JEH: It was pretty cool. It was cool and weird and surreal at the same time. At first, the very first one I put on didn’t fit at all. It’s this process of them making it exactly fit my hand. A lot of times there wouldn’t be set up time between shots or whatever, so I’d just have this thing on. It would be stuck there sometimes for an hour. So I would be a little worried about poking my eye out or accidentally scratching my makeup, and, ‘Oh no, two-hour fix on the makeup!’ Luckily, we never had that. I also was a little concerned about maybe falling on the thing, and luckily that never happened. [Laughs]

In terms of creating the voice of the character, what can we expect from you?
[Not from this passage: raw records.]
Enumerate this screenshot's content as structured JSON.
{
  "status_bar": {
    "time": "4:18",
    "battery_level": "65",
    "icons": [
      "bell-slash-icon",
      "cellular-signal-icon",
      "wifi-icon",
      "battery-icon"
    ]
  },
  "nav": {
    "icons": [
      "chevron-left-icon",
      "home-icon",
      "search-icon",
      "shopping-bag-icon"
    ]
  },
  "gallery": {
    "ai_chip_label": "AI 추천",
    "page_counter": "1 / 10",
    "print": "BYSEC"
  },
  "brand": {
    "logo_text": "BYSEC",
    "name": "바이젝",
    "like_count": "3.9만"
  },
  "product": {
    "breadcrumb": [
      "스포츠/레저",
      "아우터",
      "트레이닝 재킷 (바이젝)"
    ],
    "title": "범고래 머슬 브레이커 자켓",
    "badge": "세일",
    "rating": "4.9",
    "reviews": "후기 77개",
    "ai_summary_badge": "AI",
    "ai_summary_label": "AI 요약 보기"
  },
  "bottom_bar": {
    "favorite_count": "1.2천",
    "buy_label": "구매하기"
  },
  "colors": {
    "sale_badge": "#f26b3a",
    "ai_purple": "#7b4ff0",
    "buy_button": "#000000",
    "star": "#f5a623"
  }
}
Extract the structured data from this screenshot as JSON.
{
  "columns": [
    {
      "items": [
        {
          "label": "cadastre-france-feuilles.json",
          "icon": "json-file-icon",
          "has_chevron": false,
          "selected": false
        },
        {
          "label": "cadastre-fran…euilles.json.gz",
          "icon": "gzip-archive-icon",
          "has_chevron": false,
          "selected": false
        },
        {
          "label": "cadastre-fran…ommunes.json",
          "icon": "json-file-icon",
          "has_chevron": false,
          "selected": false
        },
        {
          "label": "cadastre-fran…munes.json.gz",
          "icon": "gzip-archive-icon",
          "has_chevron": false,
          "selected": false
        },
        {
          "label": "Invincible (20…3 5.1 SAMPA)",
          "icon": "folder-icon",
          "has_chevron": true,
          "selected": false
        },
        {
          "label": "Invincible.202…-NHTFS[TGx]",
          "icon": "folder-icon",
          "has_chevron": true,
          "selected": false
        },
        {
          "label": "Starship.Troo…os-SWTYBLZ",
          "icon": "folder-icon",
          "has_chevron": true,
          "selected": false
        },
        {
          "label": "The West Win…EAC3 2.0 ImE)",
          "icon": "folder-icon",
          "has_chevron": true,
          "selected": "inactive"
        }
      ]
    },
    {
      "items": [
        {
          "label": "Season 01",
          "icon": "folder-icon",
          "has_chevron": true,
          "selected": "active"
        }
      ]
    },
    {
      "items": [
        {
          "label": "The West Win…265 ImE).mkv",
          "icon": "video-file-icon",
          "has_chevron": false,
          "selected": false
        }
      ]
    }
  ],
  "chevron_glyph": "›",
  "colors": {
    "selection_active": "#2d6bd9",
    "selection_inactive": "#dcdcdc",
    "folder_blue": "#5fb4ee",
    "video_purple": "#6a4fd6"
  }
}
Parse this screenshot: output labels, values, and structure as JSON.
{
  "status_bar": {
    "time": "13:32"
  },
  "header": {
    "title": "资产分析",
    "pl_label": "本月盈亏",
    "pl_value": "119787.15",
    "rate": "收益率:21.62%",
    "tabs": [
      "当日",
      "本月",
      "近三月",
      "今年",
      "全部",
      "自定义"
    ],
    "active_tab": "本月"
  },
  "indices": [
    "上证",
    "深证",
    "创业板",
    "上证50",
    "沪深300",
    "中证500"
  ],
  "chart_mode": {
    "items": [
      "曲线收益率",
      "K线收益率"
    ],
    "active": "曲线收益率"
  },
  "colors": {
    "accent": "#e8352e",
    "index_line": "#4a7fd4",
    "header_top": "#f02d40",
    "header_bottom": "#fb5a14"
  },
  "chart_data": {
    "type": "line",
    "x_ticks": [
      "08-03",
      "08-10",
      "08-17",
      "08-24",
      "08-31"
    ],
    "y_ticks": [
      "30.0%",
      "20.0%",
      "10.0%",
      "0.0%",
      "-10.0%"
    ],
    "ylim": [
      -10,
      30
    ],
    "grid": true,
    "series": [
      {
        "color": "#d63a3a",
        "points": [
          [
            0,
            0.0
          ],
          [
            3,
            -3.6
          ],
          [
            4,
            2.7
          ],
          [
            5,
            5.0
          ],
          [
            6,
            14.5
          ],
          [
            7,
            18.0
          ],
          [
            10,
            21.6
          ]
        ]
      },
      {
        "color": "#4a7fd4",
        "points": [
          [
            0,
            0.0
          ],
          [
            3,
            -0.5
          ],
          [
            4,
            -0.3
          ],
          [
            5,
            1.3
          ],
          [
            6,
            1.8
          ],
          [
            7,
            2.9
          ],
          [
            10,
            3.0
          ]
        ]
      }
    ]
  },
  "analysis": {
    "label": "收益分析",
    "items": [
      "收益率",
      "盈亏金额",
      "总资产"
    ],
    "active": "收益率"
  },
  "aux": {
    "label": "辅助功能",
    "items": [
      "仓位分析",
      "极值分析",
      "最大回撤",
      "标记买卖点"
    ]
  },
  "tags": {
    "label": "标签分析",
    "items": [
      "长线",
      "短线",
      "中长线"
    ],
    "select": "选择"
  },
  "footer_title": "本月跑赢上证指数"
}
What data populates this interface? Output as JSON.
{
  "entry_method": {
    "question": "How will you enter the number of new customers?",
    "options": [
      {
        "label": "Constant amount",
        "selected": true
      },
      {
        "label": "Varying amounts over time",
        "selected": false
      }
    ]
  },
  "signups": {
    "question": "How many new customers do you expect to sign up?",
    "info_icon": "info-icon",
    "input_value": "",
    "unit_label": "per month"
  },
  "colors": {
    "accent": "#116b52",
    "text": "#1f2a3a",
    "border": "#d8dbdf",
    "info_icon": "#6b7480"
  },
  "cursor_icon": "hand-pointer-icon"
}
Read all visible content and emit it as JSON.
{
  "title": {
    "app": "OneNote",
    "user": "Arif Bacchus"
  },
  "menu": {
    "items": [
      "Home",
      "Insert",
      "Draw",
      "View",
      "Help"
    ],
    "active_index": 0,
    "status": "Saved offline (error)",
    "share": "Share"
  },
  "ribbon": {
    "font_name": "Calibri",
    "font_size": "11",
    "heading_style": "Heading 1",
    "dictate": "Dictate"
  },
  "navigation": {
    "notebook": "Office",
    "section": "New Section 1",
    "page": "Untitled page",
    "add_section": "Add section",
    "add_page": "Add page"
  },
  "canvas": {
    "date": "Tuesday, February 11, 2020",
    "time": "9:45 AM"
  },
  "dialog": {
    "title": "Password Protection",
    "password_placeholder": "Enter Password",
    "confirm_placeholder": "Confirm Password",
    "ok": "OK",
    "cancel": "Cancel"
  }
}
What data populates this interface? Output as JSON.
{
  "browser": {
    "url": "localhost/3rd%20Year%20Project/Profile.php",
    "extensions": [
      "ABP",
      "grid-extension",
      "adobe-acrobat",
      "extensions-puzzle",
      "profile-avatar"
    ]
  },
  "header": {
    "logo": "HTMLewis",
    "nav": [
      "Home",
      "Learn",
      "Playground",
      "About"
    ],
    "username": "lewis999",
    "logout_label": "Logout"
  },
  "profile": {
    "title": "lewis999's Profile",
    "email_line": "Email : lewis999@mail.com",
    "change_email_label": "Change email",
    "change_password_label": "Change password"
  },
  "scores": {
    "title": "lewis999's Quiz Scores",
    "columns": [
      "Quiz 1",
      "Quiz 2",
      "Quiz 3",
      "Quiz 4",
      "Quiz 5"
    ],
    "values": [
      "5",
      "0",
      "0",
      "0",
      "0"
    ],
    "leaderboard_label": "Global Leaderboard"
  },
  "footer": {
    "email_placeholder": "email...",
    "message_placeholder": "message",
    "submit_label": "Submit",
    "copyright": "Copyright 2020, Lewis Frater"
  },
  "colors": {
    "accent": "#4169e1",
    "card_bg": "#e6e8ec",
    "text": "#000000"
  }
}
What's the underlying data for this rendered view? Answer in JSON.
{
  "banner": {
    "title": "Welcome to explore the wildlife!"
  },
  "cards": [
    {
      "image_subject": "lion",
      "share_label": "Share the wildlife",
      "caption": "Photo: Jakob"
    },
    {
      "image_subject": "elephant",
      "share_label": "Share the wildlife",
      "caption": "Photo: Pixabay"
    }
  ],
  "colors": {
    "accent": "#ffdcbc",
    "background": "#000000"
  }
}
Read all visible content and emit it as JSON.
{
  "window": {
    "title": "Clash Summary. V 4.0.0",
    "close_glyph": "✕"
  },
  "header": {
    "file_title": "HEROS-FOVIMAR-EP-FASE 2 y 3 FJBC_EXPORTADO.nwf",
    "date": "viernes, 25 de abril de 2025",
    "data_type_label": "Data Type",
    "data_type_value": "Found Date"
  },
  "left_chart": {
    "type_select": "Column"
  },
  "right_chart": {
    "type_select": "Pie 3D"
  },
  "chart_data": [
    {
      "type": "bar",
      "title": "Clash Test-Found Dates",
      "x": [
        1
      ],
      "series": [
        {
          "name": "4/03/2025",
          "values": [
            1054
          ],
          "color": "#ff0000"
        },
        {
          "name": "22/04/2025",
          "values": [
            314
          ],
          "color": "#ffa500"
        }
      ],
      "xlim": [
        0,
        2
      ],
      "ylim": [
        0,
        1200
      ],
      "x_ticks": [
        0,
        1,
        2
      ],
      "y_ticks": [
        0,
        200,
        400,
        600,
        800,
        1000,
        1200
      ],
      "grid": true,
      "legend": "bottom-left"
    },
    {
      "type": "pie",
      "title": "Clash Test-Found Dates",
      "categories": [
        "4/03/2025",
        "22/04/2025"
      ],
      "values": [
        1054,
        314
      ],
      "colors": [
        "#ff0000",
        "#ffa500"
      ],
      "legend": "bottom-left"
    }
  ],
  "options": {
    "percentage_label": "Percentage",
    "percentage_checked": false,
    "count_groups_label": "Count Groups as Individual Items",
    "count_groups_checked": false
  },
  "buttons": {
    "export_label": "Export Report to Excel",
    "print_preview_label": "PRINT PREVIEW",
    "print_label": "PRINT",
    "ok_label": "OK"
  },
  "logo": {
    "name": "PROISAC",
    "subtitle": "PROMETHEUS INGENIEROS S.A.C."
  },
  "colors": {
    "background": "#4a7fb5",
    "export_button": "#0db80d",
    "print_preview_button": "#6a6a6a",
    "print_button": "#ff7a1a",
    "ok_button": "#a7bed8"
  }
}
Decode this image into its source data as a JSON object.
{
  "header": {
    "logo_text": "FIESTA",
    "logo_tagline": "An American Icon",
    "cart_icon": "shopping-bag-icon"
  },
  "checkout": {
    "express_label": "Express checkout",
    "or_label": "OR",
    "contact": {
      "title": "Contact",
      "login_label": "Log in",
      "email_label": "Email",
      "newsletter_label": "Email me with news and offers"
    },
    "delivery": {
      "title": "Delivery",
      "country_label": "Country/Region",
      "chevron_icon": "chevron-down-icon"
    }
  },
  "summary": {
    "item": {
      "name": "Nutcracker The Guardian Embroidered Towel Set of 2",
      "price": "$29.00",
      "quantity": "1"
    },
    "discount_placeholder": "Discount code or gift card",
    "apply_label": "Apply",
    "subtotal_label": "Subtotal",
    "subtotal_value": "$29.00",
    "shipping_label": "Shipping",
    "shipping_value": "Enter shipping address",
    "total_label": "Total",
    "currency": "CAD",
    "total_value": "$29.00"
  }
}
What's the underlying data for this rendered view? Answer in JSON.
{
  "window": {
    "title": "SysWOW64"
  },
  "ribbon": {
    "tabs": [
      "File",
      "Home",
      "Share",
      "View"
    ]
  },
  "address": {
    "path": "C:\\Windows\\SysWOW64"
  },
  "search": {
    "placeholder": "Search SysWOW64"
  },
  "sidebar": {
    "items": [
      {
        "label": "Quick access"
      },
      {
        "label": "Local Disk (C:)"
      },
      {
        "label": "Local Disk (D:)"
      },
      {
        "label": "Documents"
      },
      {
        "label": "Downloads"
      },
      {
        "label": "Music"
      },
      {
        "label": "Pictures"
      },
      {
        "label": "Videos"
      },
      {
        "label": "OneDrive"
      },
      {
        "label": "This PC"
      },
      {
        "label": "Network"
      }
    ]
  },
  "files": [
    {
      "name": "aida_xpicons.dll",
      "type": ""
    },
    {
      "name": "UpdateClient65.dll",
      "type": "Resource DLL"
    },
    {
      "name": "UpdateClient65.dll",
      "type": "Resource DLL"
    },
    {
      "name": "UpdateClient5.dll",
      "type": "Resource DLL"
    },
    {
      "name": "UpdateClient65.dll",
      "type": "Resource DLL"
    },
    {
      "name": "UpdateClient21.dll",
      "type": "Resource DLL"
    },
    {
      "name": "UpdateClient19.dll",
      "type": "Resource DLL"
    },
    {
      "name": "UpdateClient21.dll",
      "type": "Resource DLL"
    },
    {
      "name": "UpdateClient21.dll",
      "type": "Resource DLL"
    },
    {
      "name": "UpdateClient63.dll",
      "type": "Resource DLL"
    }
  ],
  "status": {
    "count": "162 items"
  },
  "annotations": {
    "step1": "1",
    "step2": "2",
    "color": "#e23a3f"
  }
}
JEH: It’s just this organic process of embodying the character, especially when you throw on the clothes and everything and working in the mirror. So you start playing around and trying different things. To me, it’s not so much just sitting at a table, and ‘All right, let me try this voice. Let me try this voice. Let me try this voice.’ It’s kind of a matter of months, where you’re just driving along, and then a voice comes out. And a day later, you try other things. It’s this weird process of almost letting your subconscious do some of the work and see what bubbles up. So you’ve got to give it the time to do that.

Is it all you, or did they…?

JEH: I think it’s still a work in progress right now. I think what we heard today is mostly me with some enhancement on like the front half of it. I think these guys are going to play around with it a bit. My guess is that sometimes it’ll be a little bit closer to me, and sometimes they might pump it up for affect. It’s hard to say. That’s a Sam question.

As dark as the film can be, how much fun did you have on it?

JEH: Quite a bit. It took awhile though, man, because I really needed to acclimate to the makeup. And while I was acclimating to the makeup, there was still this incredible process of finding this guy organically. I think I kind of found him by fusing it. Like using all of this uncomfortableness and this wacky acclimation process to the makeup, and just kind of giving it to Freddy. But it’s a real kick playing such a mythical boogeyman. It was fun, but it was a challenge. There was a lot of arduous work to get to the fun. One of the things that I discovered is, I’ve said this before, but all of these years, I thought Freddy was the one doing the torturing, but really it looks like he was the one being tortured. [Laughs] You know, three and a half hours in the makeup, and then out to the set, Robert goes. So he must have had a heck of a time working on those for all those years.

Kellan Lutz plays one of the characters in the movie. Did you trade any sort of advice to have him play a better vampire?

JEH: No, we never talked about that, but I’m sure thrilled that he’s in the movie. I actually just met him here. I never saw him when we were out there. He’s a really nice guy. He signed a couple of ‘Twilight’ books for my nieces, and so I was a hero there. [Laughs]